**Exercise brief:** Retype every entry word for word.

**Data extracts:**
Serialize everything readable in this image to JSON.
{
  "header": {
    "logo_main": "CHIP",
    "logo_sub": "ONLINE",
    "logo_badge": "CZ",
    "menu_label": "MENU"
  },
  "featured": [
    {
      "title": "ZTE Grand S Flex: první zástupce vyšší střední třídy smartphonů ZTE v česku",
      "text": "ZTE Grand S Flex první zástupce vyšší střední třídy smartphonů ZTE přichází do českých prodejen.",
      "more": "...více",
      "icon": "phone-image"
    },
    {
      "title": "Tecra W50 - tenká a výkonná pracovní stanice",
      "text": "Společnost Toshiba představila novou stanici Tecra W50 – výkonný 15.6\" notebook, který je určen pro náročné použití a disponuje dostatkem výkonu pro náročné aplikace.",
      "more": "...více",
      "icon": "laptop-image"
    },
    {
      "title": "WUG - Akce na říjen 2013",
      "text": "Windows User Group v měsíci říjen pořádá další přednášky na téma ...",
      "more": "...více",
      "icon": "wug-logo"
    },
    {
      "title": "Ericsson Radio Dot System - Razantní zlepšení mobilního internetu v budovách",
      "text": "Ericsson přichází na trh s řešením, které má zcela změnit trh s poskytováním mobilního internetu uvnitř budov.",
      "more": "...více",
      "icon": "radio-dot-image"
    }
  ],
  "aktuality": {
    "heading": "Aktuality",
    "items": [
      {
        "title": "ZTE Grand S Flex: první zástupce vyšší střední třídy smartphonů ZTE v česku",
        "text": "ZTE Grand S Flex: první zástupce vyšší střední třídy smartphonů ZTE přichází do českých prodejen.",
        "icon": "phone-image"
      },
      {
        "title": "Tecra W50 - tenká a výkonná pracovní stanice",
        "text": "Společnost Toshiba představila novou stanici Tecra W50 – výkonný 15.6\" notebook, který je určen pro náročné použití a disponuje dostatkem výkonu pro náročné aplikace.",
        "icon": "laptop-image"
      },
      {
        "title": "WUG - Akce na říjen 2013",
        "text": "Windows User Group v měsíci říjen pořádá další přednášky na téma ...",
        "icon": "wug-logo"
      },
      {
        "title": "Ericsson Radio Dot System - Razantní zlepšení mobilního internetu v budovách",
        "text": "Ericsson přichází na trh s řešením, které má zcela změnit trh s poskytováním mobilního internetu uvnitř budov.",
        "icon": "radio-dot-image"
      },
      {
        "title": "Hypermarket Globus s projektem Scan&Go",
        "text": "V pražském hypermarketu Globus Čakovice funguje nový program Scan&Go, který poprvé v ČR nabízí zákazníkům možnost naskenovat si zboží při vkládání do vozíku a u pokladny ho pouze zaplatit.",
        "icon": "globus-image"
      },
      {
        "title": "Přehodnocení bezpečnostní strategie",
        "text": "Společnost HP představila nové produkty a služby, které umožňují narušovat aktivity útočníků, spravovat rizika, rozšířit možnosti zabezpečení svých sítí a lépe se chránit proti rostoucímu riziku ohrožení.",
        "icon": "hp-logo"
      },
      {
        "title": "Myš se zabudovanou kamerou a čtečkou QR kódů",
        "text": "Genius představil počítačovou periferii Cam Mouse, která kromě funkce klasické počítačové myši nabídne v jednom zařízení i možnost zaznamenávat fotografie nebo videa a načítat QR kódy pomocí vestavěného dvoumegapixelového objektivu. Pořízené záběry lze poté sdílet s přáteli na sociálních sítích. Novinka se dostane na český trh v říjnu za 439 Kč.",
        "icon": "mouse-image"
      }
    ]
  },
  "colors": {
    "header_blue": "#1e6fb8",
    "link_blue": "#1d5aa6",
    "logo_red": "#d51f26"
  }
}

**Answer:**
Serialize everything readable in this image to JSON.
{
  "header": {
    "logo_main": "CHIP",
    "logo_sub": "ONLINE",
    "logo_badge": "CZ",
    "menu_label": "MENU"
  },
  "featured": [
    {
      "title": "ZTE Grand S Flex: první zástupce vyšší střední třídy smartphonů ZTE v česku",
      "text": "ZTE Grand S Flex první zástupce vyšší střední třídy smartphonů ZTE přichází do českých prodejen.",
      "more": "...více",
      "icon": "phone-image"
    },
    {
      "title": "Tecra W50 - tenká a výkonná pracovní stanice",
      "text": "Společnost Toshiba představila novou stanici Tecra W50 – výkonný 15.6\" notebook, který je určen pro náročné použití a disponuje dostatkem výkonu pro náročné aplikace.",
      "more": "...více",
      "icon": "laptop-image"
    },
    {
      "title": "WUG - Akce na říjen 2013",
      "text": "Windows User Group v měsíci říjen pořádá další přednášky na téma ...",
      "more": "...více",
      "icon": "wug-logo"
    },
    {
      "title": "Ericsson Radio Dot System - Razantní zlepšení mobilního internetu v budovách",
      "text": "Ericsson přichází na trh s řešením, které má zcela změnit trh s poskytováním mobilního internetu uvnitř budov.",
      "more": "...více",
      "icon": "radio-dot-image"
    }
  ],
  "aktuality": {
    "heading": "Aktuality",
    "items": [
      {
        "title": "ZTE Grand S Flex: první zástupce vyšší střední třídy smartphonů ZTE v česku",
        "text": "ZTE Grand S Flex: první zástupce vyšší střední třídy smartphonů ZTE přichází do českých prodejen.",
        "icon": "phone-image"
      },
      {
        "title": "Tecra W50 - tenká a výkonná pracovní stanice",
        "text": "Společnost Toshiba představila novou stanici Tecra W50 – výkonný 15.6\" notebook, který je určen pro náročné použití a disponuje dostatkem výkonu pro náročné aplikace.",
        "icon": "laptop-image"
      },
      {
        "title": "WUG - Akce na říjen 2013",
        "text": "Windows User Group v měsíci říjen pořádá další přednášky na téma ...",
        "icon": "wug-logo"
      },
      {
        "title": "Ericsson Radio Dot System - Razantní zlepšení mobilního internetu v budovách",
        "text": "Ericsson přichází na trh s řešením, které má zcela změnit trh s poskytováním mobilního internetu uvnitř budov.",
        "icon": "radio-dot-image"
      },
      {
        "title": "Hypermarket Globus s projektem Scan&Go",
        "text": "V pražském hypermarketu Globus Čakovice funguje nový program Scan&Go, který poprvé v ČR nabízí zákazníkům možnost naskenovat si zboží při vkládání do vozíku a u pokladny ho pouze zaplatit.",
        "icon": "globus-image"
      },
      {
        "title": "Přehodnocení bezpečnostní strategie",
        "text": "Společnost HP představila nové produkty a služby, které umožňují narušovat aktivity útočníků, spravovat rizika, rozšířit možnosti zabezpečení svých sítí a lépe se chránit proti rostoucímu riziku ohrožení.",
        "icon": "hp-logo"
      },
      {
        "title": "Myš se zabudovanou kamerou a čtečkou QR kódů",
        "text": "Genius představil počítačovou periferii Cam Mouse, která kromě funkce klasické počítačové myši nabídne v jednom zařízení i možnost zaznamenávat fotografie nebo videa a načítat QR kódy pomocí vestavěného dvoumegapixelového objektivu. Pořízené záběry lze poté sdílet s přáteli na sociálních sítích. Novinka se dostane na český trh v říjnu za 439 Kč.",
        "icon": "mouse-image"
      }
    ]
  },
  "colors": {
    "header_blue": "#1e6fb8",
    "link_blue": "#1d5aa6",
    "logo_red": "#d51f26"
  }
}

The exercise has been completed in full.